I'm glad someone's keeping track of what I post. :) I only mean that "classical" macro, which includes traditional Keynesianism, is false, because it lacks microfoundations -- the Keynesian aggregate functions like Consumption and Investment and so on are specified empirically, with only a casual story about who's maximizing what behind the curtain. This is the macro that I learned when I was in college (1989-93), which, for all I know, is still what they're teaching. On the other hand, micro is all microfoundations, meaning that it talks about people maximizing utility subject to constraints.

Post-Lucas, macro has acquired microfoundations (individual utility functions, specified individual expectations (usually rational), and the like), which makes me much more likely to believe it. So my critique of macro doesn't apply to post-Lucas schools of macro, like, say, real business cycles or New Keynesianism. My impression is that Austrian macro had microfoundations all along, which is good; but as I understand it (though correct me if I'm wrong), it's a non-rational-expectations theory, which makes it somewhat iffy.

Thanks for the link to

Thanks for the link to Sasha's slam on macroeconomics.

As a micro guy who has long viewed contemporay macroeconomics as a large steaming pile, I welcome any rhetorical ammo I can get.

I had a similar dream all

I had a similar dream all through college about once a semester. I rarely went to class because I found it more efficient to spend the same amount of time on my own reading so near the end of the semester I'd wake up in a panic thinking I missed a midterm and was going to fail the course.

Wow greg, I've had the same

Wow greg, I've had the same dream... mostly when I was in grad school, but yeah I've often had the "wait, shouldn't I be in spanish class? How did I forget I was taking that???" dream, before thankfully rising to full consciousness...

I had a dream last night in

I had a dream last night in which a family of Predators started living in my house. I think they played hockey too.

I haven't had these

I haven't had these alternative dreams -- though I hear they are common -- but I, too, have the recurring dream where I forget that I had registered for a course. I never have to take a test in the dream, but it leaves me frequently wondering (in real life) whether I am making it to all the classes I'm registered for.

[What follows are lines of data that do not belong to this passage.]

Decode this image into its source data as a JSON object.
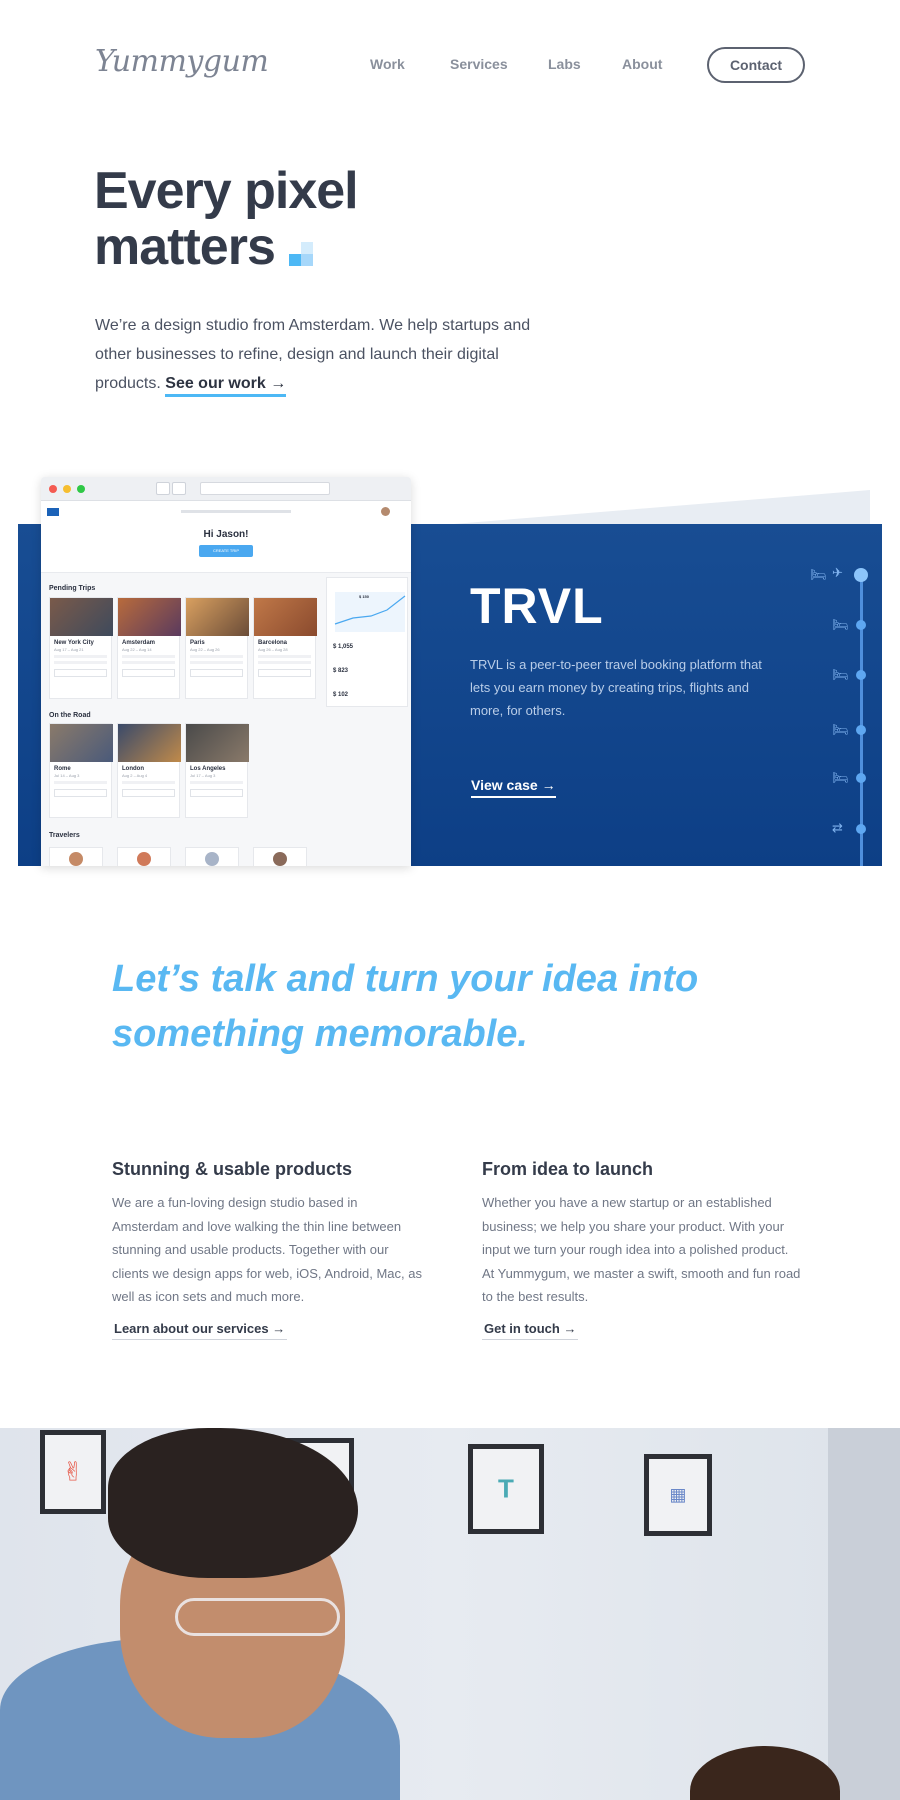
{
  "nav": {
    "logo": "Yummygum",
    "links": [
      "Work",
      "Services",
      "Labs",
      "About"
    ],
    "contact": "Contact"
  },
  "hero": {
    "title_line1": "Every pixel",
    "title_line2": "matters",
    "text": "We’re a design studio from Amsterdam. We help startups and other businesses to refine, design and launch their digital products.",
    "link": "See our work →"
  },
  "case": {
    "title": "TRVL",
    "description": "TRVL is a peer-to-peer travel booking platform that lets you earn money by creating trips, flights and more, for others.",
    "link": "View case →",
    "mockup": {
      "greeting": "Hi Jason!",
      "cta": "CREATE TRIP",
      "pending_heading": "Pending Trips",
      "road_heading": "On the Road",
      "travelers_heading": "Travelers",
      "pending": [
        {
          "city": "New York City",
          "dates": "Aug 17 – Aug 21"
        },
        {
          "city": "Amsterdam",
          "dates": "Aug 22 – Aug 14"
        },
        {
          "city": "Paris",
          "dates": "Aug 22 – Aug 26"
        },
        {
          "city": "Barcelona",
          "dates": "Aug 26 – Aug 28"
        }
      ],
      "road": [
        {
          "city": "Rome",
          "dates": "Jul 14 – Aug 3"
        },
        {
          "city": "London",
          "dates": "Aug 2 – Aug 4"
        },
        {
          "city": "Los Angeles",
          "dates": "Jul 17 – Aug 3"
        }
      ],
      "stats": [
        {
          "label": "PENDING",
          "value": "$ 1,055"
        },
        {
          "label": "COMPLETED",
          "value": "$ 823"
        },
        {
          "label": "PAID",
          "value": "$ 102"
        }
      ],
      "chart_label": "$ 150"
    }
  },
  "talk": {
    "line1": "Let’s talk and turn your idea into",
    "line2": "something memorable."
  },
  "columns": [
    {
      "heading": "Stunning & usable products",
      "text": "We are a fun-loving design studio based in Amsterdam and love walking the thin line between stunning and usable products. Together with our clients we design apps for web, iOS, Android, Mac, as well as icon sets and much more.",
      "link": "Learn about our services →"
    },
    {
      "heading": "From idea to launch",
      "text": "Whether you have a new startup or an established business; we help you share your product. With your input we turn your rough idea into a polished product. At Yummygum, we master a swift, smooth and fun road to the best results.",
      "link": "Get in touch →"
    }
  ],
  "colors": {
    "accent": "#4db8f5",
    "headline": "#59b8f2",
    "trvl_blue": "#0d3f86",
    "text_dark": "#343b4a"
  }
}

I think everybody has that

I think everybody has that dream--along with the one of suddenly realizing they're naked or under-dressed in a public place. There must be something to Jungian psychology.